had not heard from in over a year.

Leave it to Trish Dunne to call on the night of a play-off game.

Confirming her social ineptitude yet again, his former colleague had chosen the Redskins game as a perfect moment to chat him up and request a favor. After some brief small talk about the old days and how she missed his great jokes, Trish had gotten to her point: she was trying to unmask a hidden IP address, probably that of a secure server in the D.C. area. The server contained a small text document, and she wanted access to it . . . or at the very least, some information about whose document it was.

Right guy, wrong timing, he had told her. Trish then showered him with her finest geek flattery, most of which was true, and before Zoubianis knew it, he was typing a strange-looking IP address into his laptop.

Zoubianis took one look at the number and immediately felt uneasy. “Trish, this IP has a funky format. It’s written in a protocol that isn’t even publicly available yet. It’s probably gov intel or military.”

“Military?” Trish laughed. “Believe me, I just pulled a redacted document off this server, and it was not military.” Zoubianis pulled up his terminal window and tried a traceroute. “You said your traceroute died?”

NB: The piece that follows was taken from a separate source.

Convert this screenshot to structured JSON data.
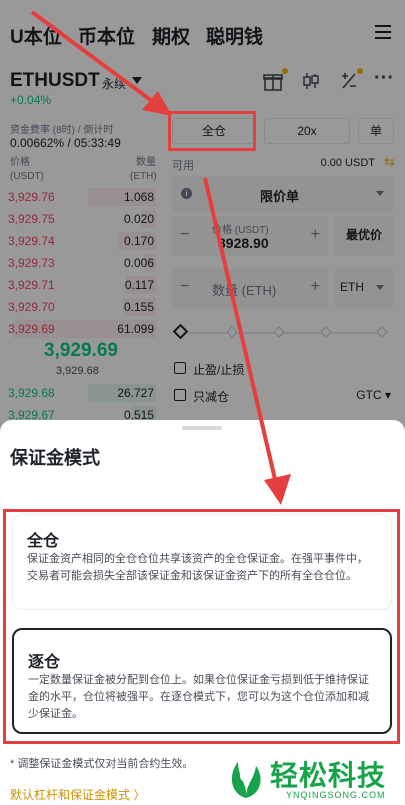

“Yeah. Twice. Same hop.”

“Mine, too.” He pulled up a diagnostic probe and launched it. “And what’s so interesting about this IP?”

“I ran a delegator that tapped a search engine at this IP and pulled a redacted document. I need to see the rest of the document. I’m happy to pay them for it, but I can’t figure out who owns the IP or how to access it.”

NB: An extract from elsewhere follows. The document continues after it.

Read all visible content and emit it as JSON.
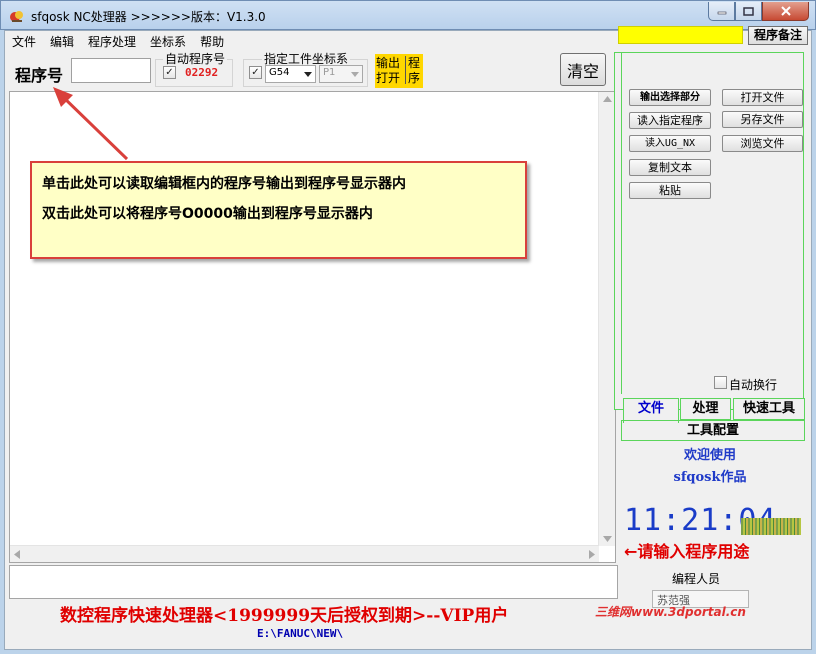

Zoubianis frowned at his screen. “Are you sure about this? I’m running a diagnostic, and this firewall coding looks . . . pretty serious.”

“That’s why you get the big bucks.”

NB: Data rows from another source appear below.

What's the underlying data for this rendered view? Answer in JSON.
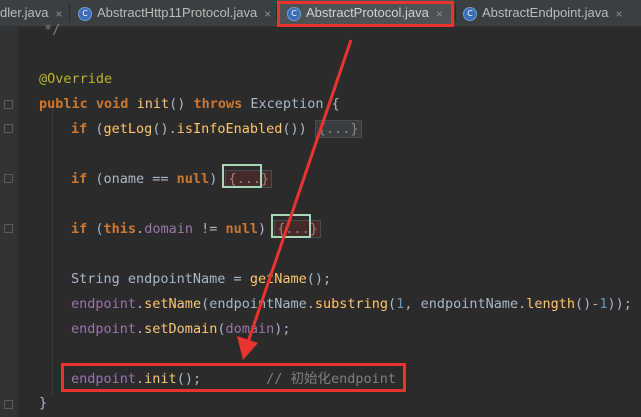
{
  "tabs": [
    {
      "label": "dler.java",
      "has_icon": false
    },
    {
      "label": "AbstractHttp11Protocol.java",
      "has_icon": true
    },
    {
      "label": "AbstractProtocol.java",
      "has_icon": true,
      "active": true
    },
    {
      "label": "AbstractEndpoint.java",
      "has_icon": true
    }
  ],
  "icons": {
    "class_icon": "C",
    "close": "×"
  },
  "code": {
    "l1": "*/",
    "override": "@Override",
    "sig_public": "public",
    "sig_void": "void",
    "sig_init": "init",
    "sig_parens": "() ",
    "sig_throws": "throws",
    "sig_exc": " Exception {",
    "if1_if": "if",
    "if1_a": " (",
    "if1_getlog": "getLog",
    "if1_b": "().",
    "if1_isinfo": "isInfoEnabled",
    "if1_c": "()) ",
    "fold": "{...}",
    "if2_if": "if",
    "if2_a": " (oname == ",
    "if2_null": "null",
    "if2_b": ") ",
    "if3_if": "if",
    "if3_a": " (",
    "if3_this": "this",
    "if3_b": ".",
    "if3_domain": "domain",
    "if3_c": " != ",
    "if3_null": "null",
    "if3_d": ") ",
    "s1_a": "String endpointName = ",
    "s1_getname": "getName",
    "s1_b": "();",
    "s2_endpoint": "endpoint",
    "s2_a": ".",
    "s2_setname": "setName",
    "s2_b": "(endpointName.",
    "s2_substring": "substring",
    "s2_c": "(",
    "s2_1": "1",
    "s2_d": ", endpointName.",
    "s2_length": "length",
    "s2_e": "()-",
    "s2_2": "1",
    "s2_f": "));",
    "s3_endpoint": "endpoint",
    "s3_a": ".",
    "s3_setdomain": "setDomain",
    "s3_b": "(",
    "s3_domain": "domain",
    "s3_c": ");",
    "s4_endpoint": "endpoint",
    "s4_a": ".",
    "s4_init": "init",
    "s4_b": "();        ",
    "s4_comment": "// 初始化endpoint",
    "closing": "}"
  },
  "colors": {
    "highlight_red": "#e8332e",
    "highlight_green": "#a8d7b6"
  }
}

Zoubianis considered it. They’d offered him a fortune for a job this easy. “One question, Trish. Why are you so hot on this?”

Trish paused. “I’m doing a favor for a friend.”

“Must be a special friend.”

“She is.”

Zoubianis chuckled and held his tongue. I knew it.

“Look,” Trish said, sounding impatient. “Are you good enough to unmask this IP? Yes or no?”

“Yes, I’m good enough. And yes, I know you’re playing me like a fiddle.”

“How long will it take you?”

“Not long,” he said, typing as he spoke. “I should be able to get into a machine on their network within ten minutes or so. Once I’m in and know what I’m looking at, I’ll call you back.”

“I appreciate it. So, are you doing well?”

Now she asks? “Trish, for God’s sake, you called me on the night of a play-off game and now you want to chat? Do you want me to hack this IP or not?”

“Thanks, Mark. I appreciate it. I’ll be waiting for your call.”

“Fifteen minutes.” Zoubianis hung up, grabbed his bowl of Pirate’s Booty, and unmuted the game.